Two other things I’d forgotten about:
It starts to get dark here at 3 o’clock in the afternoon and is pitch black by 5. Last night, in the middle of a pretty heavy yawning session, I glanced at the clock and it said 7:45. I could have sworn it was well past midnight based on how dark and quiet it was outside and how ridiculously tired I was inside. I had absolutely no energy to fight the nap that overwhelmed me while I waited for Dennis to take a shower, and woke up a half an hour later no less tired, and absolutely unprepared to go out and be social. But we did and I spent the next three hours yawning so fiercely at a party that I nearly threw my jaw out. After one small glass of wine, my first in months actually since wine is the last thing I want to drink during Brazilian summer, I was so sleepy I couldn’t even hold conversation and was reduced to hanging around Dennis and leaning my head against him while he fought the sleep I knew he, too, must have been feeling. He’s much more capable of being socially appropriate than I am when he’s at a party; when the urge to leave a place swells up in me, even after twenty minutes, I go. He stays around and manages to talk to people and make a good impression on others. I am not that couth and I know I come off as completely tactless and a bit cold. But listen. When I can no longer speak because of the increased frequency of yawns, I really must leave. Last night, however, I had to stick around. And when it became painfully clear to Dennis that I would certainly kill him if we did not leave now, we said our goodbyes. Within minutes of arriving home, we were both sound asleep and remained so until 10:30 in the morning.
Or kind of. Because this leads me to the second thing I’d forgotten about: cold toilet seats. Good Lord. There’s no kind of discomfort in the world quite like a cold toilet seat, especially one you sit on at 4:30 in the morning your first night home during winter in two years. If I’d been sleepy when I sat down, I certainly was wide awake the moment my bare skin touched the frozen seat.

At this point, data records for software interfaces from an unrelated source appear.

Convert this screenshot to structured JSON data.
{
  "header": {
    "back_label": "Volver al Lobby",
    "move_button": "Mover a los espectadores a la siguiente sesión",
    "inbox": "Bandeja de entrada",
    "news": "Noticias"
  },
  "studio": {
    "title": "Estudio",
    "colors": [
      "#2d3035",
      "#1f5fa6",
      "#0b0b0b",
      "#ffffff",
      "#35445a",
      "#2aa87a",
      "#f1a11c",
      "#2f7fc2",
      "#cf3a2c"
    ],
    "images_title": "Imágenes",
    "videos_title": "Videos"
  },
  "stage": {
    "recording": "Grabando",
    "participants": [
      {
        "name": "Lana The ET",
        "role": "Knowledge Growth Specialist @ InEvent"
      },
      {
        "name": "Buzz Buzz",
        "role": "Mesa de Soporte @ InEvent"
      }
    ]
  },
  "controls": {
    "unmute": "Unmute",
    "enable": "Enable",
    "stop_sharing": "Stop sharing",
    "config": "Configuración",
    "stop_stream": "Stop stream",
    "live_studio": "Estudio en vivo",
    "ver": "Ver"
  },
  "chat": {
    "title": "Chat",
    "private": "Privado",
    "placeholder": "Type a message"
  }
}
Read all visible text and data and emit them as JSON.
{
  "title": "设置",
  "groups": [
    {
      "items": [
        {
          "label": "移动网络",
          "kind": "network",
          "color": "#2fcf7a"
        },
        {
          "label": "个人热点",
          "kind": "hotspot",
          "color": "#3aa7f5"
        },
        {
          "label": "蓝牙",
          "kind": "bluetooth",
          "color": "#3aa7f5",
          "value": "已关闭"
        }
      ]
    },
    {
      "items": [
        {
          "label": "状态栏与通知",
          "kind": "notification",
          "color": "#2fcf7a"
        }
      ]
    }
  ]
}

Oh it was a fresh hell, it was. And so now I approach the toilet with a caution I never thought I’d have, kind of glancing at it sideways, measuring the temperature of the porcelain, and sitting on my hands for good measure.